[EXERCISE GOAL]
When the string "equivalent" is part of a line below, that line should be copied.

────

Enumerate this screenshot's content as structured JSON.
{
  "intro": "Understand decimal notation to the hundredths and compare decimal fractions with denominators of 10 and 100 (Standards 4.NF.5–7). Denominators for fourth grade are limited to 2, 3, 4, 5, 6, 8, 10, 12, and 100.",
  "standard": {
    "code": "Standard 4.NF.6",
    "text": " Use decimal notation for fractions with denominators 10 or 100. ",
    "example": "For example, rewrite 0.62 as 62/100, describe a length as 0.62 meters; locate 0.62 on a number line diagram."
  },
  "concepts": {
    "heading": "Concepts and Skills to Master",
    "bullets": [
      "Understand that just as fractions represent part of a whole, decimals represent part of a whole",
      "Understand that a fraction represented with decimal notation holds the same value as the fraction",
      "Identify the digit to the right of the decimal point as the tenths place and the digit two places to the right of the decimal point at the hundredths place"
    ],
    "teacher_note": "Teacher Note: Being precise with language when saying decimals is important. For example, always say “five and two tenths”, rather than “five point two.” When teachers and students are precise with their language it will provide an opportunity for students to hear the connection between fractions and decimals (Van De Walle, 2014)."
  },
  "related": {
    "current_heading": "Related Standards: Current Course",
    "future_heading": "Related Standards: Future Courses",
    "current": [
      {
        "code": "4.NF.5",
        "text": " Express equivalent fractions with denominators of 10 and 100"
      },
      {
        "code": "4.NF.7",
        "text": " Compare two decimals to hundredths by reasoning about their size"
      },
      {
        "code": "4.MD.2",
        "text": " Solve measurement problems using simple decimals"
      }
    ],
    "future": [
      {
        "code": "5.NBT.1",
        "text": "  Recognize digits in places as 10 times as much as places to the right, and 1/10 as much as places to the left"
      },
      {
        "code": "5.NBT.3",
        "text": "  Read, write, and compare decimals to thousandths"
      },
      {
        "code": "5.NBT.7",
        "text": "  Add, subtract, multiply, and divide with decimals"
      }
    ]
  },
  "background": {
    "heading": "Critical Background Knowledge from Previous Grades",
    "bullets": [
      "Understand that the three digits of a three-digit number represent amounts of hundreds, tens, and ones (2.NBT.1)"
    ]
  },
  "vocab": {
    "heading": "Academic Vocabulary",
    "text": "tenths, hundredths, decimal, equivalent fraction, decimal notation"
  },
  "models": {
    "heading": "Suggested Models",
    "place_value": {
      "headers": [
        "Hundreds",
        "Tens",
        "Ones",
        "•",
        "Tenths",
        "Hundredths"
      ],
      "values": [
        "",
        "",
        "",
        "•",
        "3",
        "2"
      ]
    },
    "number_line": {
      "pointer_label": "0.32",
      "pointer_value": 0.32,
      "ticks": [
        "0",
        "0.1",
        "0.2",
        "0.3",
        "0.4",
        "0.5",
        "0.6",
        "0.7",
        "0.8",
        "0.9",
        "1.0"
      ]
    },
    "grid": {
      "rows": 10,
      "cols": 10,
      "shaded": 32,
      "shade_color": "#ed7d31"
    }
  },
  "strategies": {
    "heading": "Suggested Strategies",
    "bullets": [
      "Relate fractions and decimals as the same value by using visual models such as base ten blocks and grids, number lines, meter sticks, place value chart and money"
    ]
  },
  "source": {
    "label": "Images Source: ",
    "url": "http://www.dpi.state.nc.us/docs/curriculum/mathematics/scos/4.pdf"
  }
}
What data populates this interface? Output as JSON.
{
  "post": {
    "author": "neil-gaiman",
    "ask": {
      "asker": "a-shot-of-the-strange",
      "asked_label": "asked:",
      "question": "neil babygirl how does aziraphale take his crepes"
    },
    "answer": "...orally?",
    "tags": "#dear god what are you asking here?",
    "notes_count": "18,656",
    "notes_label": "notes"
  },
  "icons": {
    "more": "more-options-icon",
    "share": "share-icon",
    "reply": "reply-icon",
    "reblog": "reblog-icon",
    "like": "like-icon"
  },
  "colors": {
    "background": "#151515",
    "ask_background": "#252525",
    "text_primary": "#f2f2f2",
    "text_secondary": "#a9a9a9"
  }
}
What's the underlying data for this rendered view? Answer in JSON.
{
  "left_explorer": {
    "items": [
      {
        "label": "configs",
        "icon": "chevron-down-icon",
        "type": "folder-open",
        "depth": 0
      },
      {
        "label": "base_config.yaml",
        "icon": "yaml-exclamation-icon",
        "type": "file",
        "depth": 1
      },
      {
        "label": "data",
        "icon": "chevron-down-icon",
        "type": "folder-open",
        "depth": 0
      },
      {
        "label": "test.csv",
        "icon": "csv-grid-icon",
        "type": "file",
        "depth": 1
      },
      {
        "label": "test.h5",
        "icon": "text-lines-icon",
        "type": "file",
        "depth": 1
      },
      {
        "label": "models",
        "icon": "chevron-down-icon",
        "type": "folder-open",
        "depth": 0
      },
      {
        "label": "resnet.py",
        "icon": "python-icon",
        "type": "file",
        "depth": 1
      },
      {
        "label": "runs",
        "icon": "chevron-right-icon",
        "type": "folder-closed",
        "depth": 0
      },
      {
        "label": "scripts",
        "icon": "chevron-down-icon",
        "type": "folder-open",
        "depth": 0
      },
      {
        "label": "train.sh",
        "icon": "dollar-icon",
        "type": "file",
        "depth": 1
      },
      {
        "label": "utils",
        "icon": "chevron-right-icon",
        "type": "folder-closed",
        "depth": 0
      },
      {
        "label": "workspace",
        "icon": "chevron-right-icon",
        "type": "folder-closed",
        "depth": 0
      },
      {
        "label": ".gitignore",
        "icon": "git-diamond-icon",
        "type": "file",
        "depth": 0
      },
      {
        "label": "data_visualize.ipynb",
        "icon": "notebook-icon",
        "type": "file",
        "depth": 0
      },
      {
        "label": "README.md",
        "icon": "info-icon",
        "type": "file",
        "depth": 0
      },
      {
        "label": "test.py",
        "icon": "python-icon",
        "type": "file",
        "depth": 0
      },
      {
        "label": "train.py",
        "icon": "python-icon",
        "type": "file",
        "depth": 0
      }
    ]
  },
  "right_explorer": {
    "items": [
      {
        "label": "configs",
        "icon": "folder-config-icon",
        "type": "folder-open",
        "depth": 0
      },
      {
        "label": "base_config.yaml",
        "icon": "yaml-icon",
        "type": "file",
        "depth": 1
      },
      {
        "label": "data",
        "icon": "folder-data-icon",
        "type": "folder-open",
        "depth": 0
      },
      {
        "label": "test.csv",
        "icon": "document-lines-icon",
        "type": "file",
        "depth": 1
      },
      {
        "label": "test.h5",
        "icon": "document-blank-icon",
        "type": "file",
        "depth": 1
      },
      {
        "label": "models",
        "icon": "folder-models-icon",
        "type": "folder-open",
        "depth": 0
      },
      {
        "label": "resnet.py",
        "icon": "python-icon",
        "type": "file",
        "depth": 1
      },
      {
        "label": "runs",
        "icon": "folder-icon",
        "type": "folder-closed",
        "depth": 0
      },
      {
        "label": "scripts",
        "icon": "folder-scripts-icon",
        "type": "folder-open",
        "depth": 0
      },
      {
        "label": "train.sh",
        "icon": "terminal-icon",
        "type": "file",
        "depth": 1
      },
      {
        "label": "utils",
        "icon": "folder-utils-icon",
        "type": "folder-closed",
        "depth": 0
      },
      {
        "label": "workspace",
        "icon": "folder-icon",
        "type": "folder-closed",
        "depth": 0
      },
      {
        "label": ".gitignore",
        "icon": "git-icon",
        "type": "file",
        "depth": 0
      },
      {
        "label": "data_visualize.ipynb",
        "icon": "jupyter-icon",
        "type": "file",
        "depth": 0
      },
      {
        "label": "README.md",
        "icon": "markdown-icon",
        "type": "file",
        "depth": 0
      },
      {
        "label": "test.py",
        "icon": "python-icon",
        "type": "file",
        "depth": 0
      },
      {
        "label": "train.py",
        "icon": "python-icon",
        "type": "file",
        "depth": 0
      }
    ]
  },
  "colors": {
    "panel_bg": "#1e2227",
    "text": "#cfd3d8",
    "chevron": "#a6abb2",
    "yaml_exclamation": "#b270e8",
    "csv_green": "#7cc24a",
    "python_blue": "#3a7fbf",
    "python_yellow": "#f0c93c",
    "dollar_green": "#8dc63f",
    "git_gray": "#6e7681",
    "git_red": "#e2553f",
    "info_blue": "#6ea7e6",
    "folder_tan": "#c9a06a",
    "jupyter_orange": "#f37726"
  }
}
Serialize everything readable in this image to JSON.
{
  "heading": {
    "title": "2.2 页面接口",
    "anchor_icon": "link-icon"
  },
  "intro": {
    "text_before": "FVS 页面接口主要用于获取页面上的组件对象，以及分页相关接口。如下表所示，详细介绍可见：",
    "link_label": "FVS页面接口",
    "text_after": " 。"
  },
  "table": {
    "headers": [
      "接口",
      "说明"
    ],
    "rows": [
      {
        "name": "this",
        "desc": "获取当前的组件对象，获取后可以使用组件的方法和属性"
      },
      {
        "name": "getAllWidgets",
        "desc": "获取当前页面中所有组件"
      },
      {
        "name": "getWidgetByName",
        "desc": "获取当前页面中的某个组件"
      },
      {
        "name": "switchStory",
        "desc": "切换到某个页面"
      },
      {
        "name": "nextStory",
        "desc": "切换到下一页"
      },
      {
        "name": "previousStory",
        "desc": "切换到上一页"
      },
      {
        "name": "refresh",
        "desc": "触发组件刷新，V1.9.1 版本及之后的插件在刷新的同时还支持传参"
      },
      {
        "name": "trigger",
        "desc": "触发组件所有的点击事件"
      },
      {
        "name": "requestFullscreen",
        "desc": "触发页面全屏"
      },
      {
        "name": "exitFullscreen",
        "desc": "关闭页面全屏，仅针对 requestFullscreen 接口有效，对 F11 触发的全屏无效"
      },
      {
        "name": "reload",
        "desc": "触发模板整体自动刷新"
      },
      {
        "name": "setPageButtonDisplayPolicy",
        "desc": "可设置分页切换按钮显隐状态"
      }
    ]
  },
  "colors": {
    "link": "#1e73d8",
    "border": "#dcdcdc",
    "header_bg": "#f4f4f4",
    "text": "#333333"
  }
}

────

[RESULT]
        "text": " Express equivalent fractions with denominators of 10 and 100"
    "text": "tenths, hundredths, decimal, equivalent fraction, decimal notation"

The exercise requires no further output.